Current Situation Of Local(China) and Global Credit Systems


1a) Small coverage and low openness of credit investigation in People’s Bank of China
In 2006, the People’s Bank of China (PBOC) established a national database for financial credit information. Developed in a short period of time at a later stage of policymaking, the PBOC’s system is incomplete and lacks consistency. Currently, there are 300 million individual credit profiles in the PBOC’s system, but limited accessibility to the system poses difficulties for non-government institutions to upload or search for credit reports.

1b) Fragmented credit information
Currently, credit data in China is isolated and distributed across various banks, firms offering small loans, as well as lending platforms. This results in fragmented data collection with no standardisation.

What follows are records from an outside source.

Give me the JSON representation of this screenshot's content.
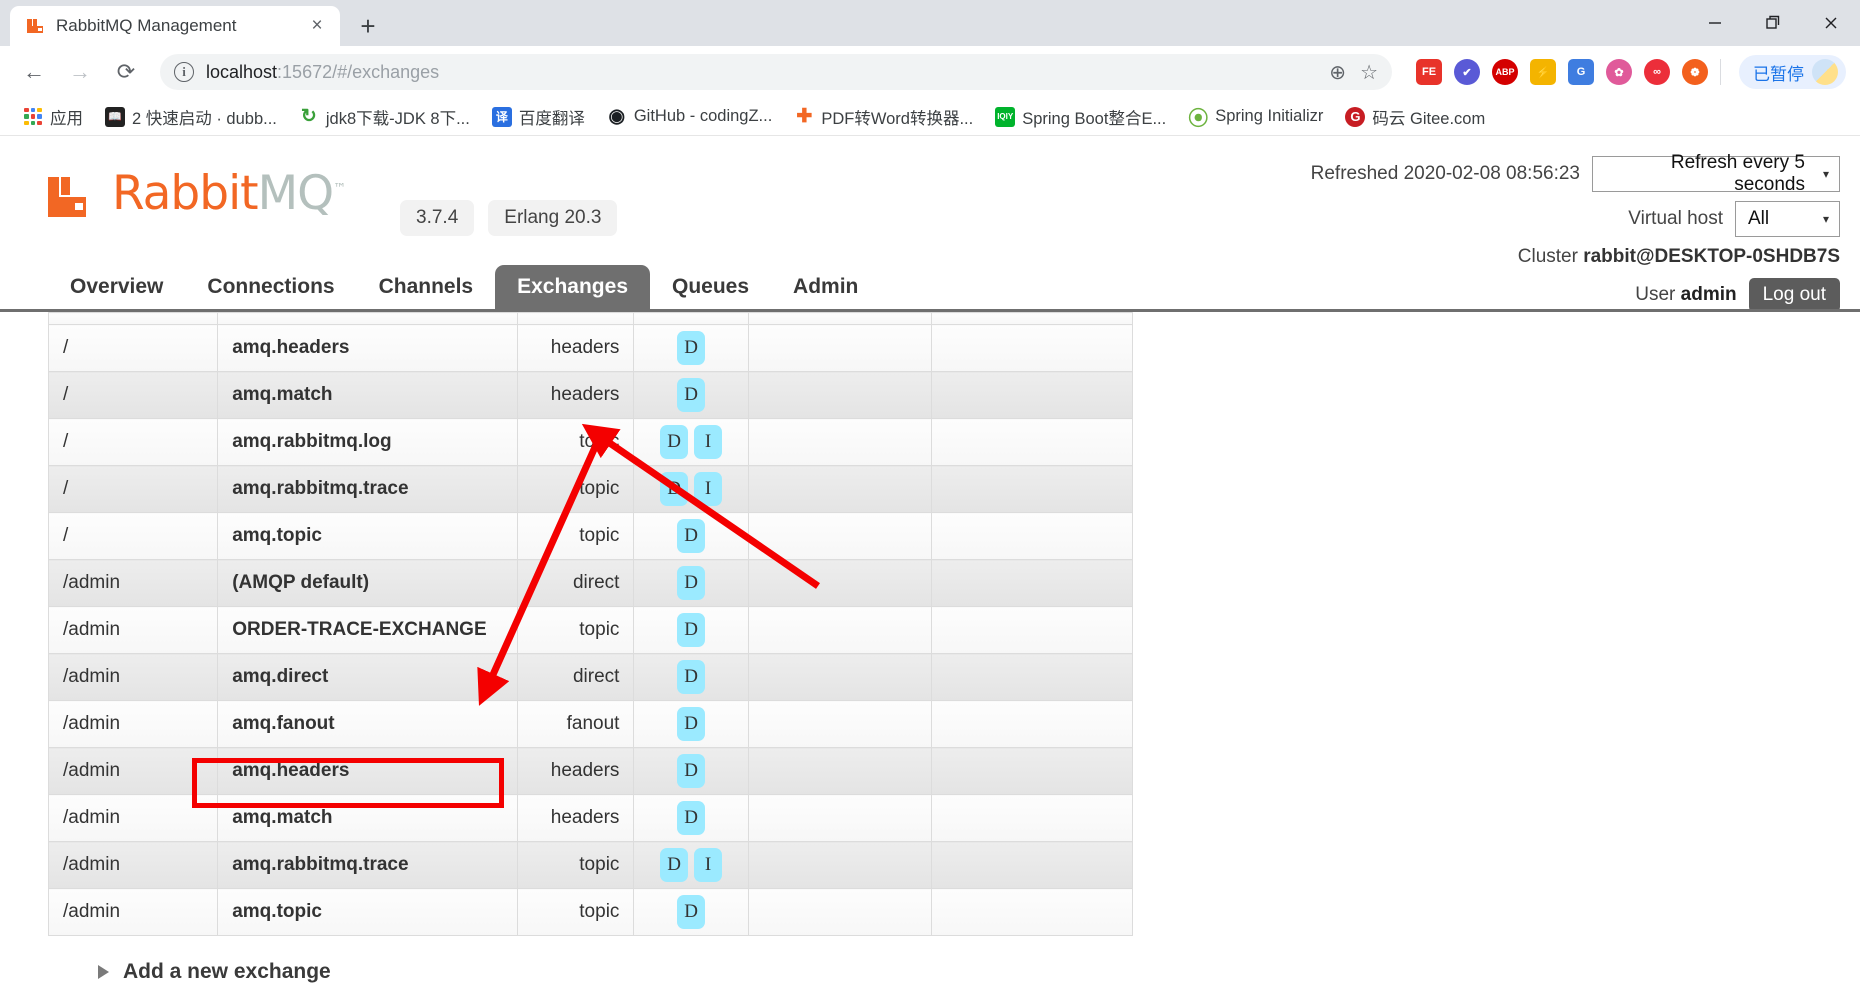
{
  "browser": {
    "tab": {
      "title": "RabbitMQ Management",
      "favicon": "rabbitmq-icon",
      "close": "×"
    },
    "new_tab": "+",
    "window_controls": {
      "minimize": "—",
      "maximize": "❐",
      "close": "✕"
    },
    "nav": {
      "back": "←",
      "forward": "→",
      "reload": "⟳"
    },
    "omnibox": {
      "info_icon": "i",
      "url_host": "localhost",
      "url_rest": ":15672/#/exchanges",
      "zoom_icon": "⊕",
      "bookmark_icon": "☆"
    },
    "extensions": [
      {
        "name": "fe-extension",
        "label": "FE",
        "color": "#e8332a"
      },
      {
        "name": "check-extension",
        "label": "✔",
        "color": "#5a5ad6"
      },
      {
        "name": "adblock-plus-extension",
        "label": "ABP",
        "color": "#d40000"
      },
      {
        "name": "lightning-extension",
        "label": "⚡",
        "color": "#f4b400"
      },
      {
        "name": "google-translate-extension",
        "label": "G",
        "color": "#3f7de0"
      },
      {
        "name": "pinwheel-extension",
        "label": "✿",
        "color": "#e05a9a"
      },
      {
        "name": "infinity-extension",
        "label": "∞",
        "color": "#ec2e3a"
      },
      {
        "name": "life-buoy-extension",
        "label": "❁",
        "color": "#f3601d"
      }
    ],
    "paused": {
      "label": "已暂停",
      "avatar": "weather-avatar"
    },
    "bookmarks": [
      {
        "label": "应用",
        "icon": "apps-grid-icon",
        "color": "#4285f4"
      },
      {
        "label": "2 快速启动 · dubb...",
        "icon": "book-icon",
        "color": "#222222"
      },
      {
        "label": "jdk8下载-JDK 8下...",
        "icon": "refresh-green-icon",
        "color": "#3aa03a"
      },
      {
        "label": "百度翻译",
        "icon": "baidu-translate-icon",
        "color": "#2a6fe0"
      },
      {
        "label": "GitHub - codingZ...",
        "icon": "github-icon",
        "color": "#1b1f23"
      },
      {
        "label": "PDF转Word转换器...",
        "icon": "pdf-icon",
        "color": "#f26724"
      },
      {
        "label": "Spring Boot整合E...",
        "icon": "iqiyi-icon",
        "color": "#00b32c"
      },
      {
        "label": "Spring Initializr",
        "icon": "spring-leaf-icon",
        "color": "#6db33f"
      },
      {
        "label": "码云 Gitee.com",
        "icon": "gitee-icon",
        "color": "#c71d23"
      }
    ]
  },
  "app": {
    "logo": {
      "rabbit": "Rabbit",
      "mq": "MQ",
      "tm": "™"
    },
    "versions": {
      "server": "3.7.4",
      "erlang": "Erlang 20.3"
    },
    "header": {
      "refreshed_label": "Refreshed 2020-02-08 08:56:23",
      "refresh_select": "Refresh every 5 seconds",
      "vhost_label": "Virtual host",
      "vhost_select": "All",
      "cluster_label": "Cluster",
      "cluster_name": "rabbit@DESKTOP-0SHDB7S",
      "user_label": "User",
      "user_name": "admin",
      "logout": "Log out",
      "caret": "▾"
    },
    "tabs": [
      {
        "label": "Overview",
        "active": false
      },
      {
        "label": "Connections",
        "active": false
      },
      {
        "label": "Channels",
        "active": false
      },
      {
        "label": "Exchanges",
        "active": true
      },
      {
        "label": "Queues",
        "active": false
      },
      {
        "label": "Admin",
        "active": false
      }
    ],
    "table": {
      "rows": [
        {
          "vhost": "/",
          "name": "amq.headers",
          "type": "headers",
          "features": [
            "D"
          ]
        },
        {
          "vhost": "/",
          "name": "amq.match",
          "type": "headers",
          "features": [
            "D"
          ]
        },
        {
          "vhost": "/",
          "name": "amq.rabbitmq.log",
          "type": "topic",
          "features": [
            "D",
            "I"
          ]
        },
        {
          "vhost": "/",
          "name": "amq.rabbitmq.trace",
          "type": "topic",
          "features": [
            "D",
            "I"
          ]
        },
        {
          "vhost": "/",
          "name": "amq.topic",
          "type": "topic",
          "features": [
            "D"
          ]
        },
        {
          "vhost": "/admin",
          "name": "(AMQP default)",
          "type": "direct",
          "features": [
            "D"
          ]
        },
        {
          "vhost": "/admin",
          "name": "ORDER-TRACE-EXCHANGE",
          "type": "topic",
          "features": [
            "D"
          ],
          "highlighted": true
        },
        {
          "vhost": "/admin",
          "name": "amq.direct",
          "type": "direct",
          "features": [
            "D"
          ]
        },
        {
          "vhost": "/admin",
          "name": "amq.fanout",
          "type": "fanout",
          "features": [
            "D"
          ]
        },
        {
          "vhost": "/admin",
          "name": "amq.headers",
          "type": "headers",
          "features": [
            "D"
          ]
        },
        {
          "vhost": "/admin",
          "name": "amq.match",
          "type": "headers",
          "features": [
            "D"
          ]
        },
        {
          "vhost": "/admin",
          "name": "amq.rabbitmq.trace",
          "type": "topic",
          "features": [
            "D",
            "I"
          ]
        },
        {
          "vhost": "/admin",
          "name": "amq.topic",
          "type": "topic",
          "features": [
            "D"
          ]
        }
      ]
    },
    "add_new_exchange": "Add a new exchange"
  },
  "annotations": {
    "highlight_color": "#f40000",
    "arrow_color": "#f40000",
    "arrow_count": 2
  }
}
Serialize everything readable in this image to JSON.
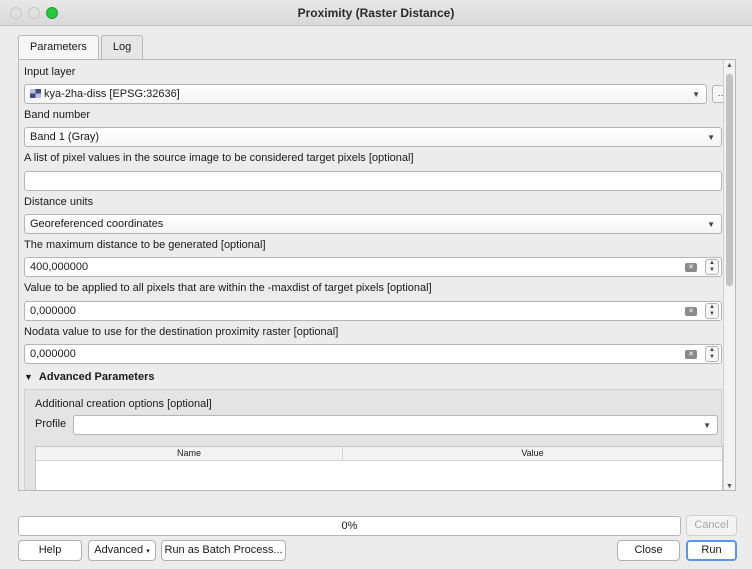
{
  "window": {
    "title": "Proximity (Raster Distance)"
  },
  "tabs": [
    {
      "label": "Parameters",
      "active": true
    },
    {
      "label": "Log",
      "active": false
    }
  ],
  "params": {
    "input_layer_label": "Input layer",
    "input_layer_value": "kya-2ha-diss [EPSG:32636]",
    "ellipsis_label": "…",
    "band_label": "Band number",
    "band_value": "Band 1 (Gray)",
    "values_label": "A list of pixel values in the source image to be considered target pixels [optional]",
    "values_value": "",
    "units_label": "Distance units",
    "units_value": "Georeferenced coordinates",
    "maxdist_label": "The maximum distance to be generated [optional]",
    "maxdist_value": "400,000000",
    "replace_label": "Value to be applied to all pixels that are within the -maxdist of target pixels [optional]",
    "replace_value": "0,000000",
    "nodata_label": "Nodata value to use for the destination proximity raster [optional]",
    "nodata_value": "0,000000"
  },
  "advanced": {
    "header": "Advanced Parameters",
    "creation_label": "Additional creation options [optional]",
    "profile_label": "Profile",
    "profile_value": "",
    "table_columns": [
      "Name",
      "Value"
    ]
  },
  "progress": {
    "text": "0%",
    "value": 0
  },
  "buttons": {
    "cancel": "Cancel",
    "help": "Help",
    "advanced": "Advanced",
    "batch": "Run as Batch Process...",
    "close": "Close",
    "run": "Run"
  },
  "colors": {
    "accent": "#5a95e8",
    "maximize": "#2ac840"
  },
  "icons": {
    "dropdown": "chevron-down-icon",
    "clear": "clear-backspace-icon",
    "spin": "spin-up-down-icon",
    "layer": "raster-layer-icon",
    "collapse": "triangle-down-icon"
  }
}
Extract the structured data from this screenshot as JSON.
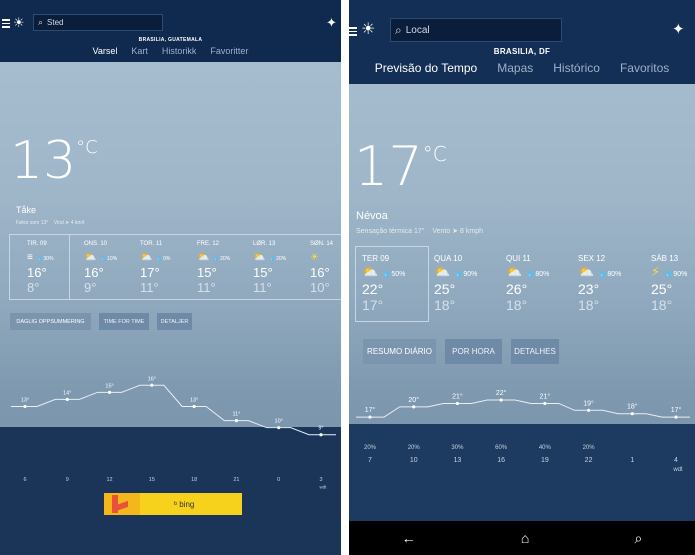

1c) Lack of punitive measures in existing credit system
There have been many cases of dishonesties such as commercial fraud, breach of contract, tax evasion, deferred debts and sale of counterfeits in China due to the lack of punitive measures. As China’s credit industry started late, its people have low levels of awareness when it comes to credit.

1d) Much support is needed for the development of the credit industry in China. Currently, there are more than 1,500 problematic lending platforms, most of which have been dragged down by liquidity crises. At the same time, the market needs a new type of credit platform that features actual data, transparency and has a wide coverage to support the growth of the credit industry.

South-east Asia

2a) While financial systems in South-east Asia are largely incomplete, rapidly development means there are great opportunities for credit businesses
For example, in Indonesia, less than 30% of its 300-million population has a bank account. Less than 6% of its people are credit card users. In comparison, the percentage of bank account holders in China, Hong Kong and India are more than 80%, 96% and 50%, respectively.

2b) There are underdeveloped credit systems and inadequate credit data.


3a) Governments have the burdens of developing and investing in credit systems
Governments have to invest heavily to establish credit databases, which require high maintenance and operation costs.

3b) There is little room for market-oriented operations, limiting the services that can be offered
Public credit is not conducive for the integration of various types of credit information.

3c) The current traditional credit system provides limited support to the local economy
The consumption market in Europe is relatively weak and it will benefit from a more flexible and advanced credit system.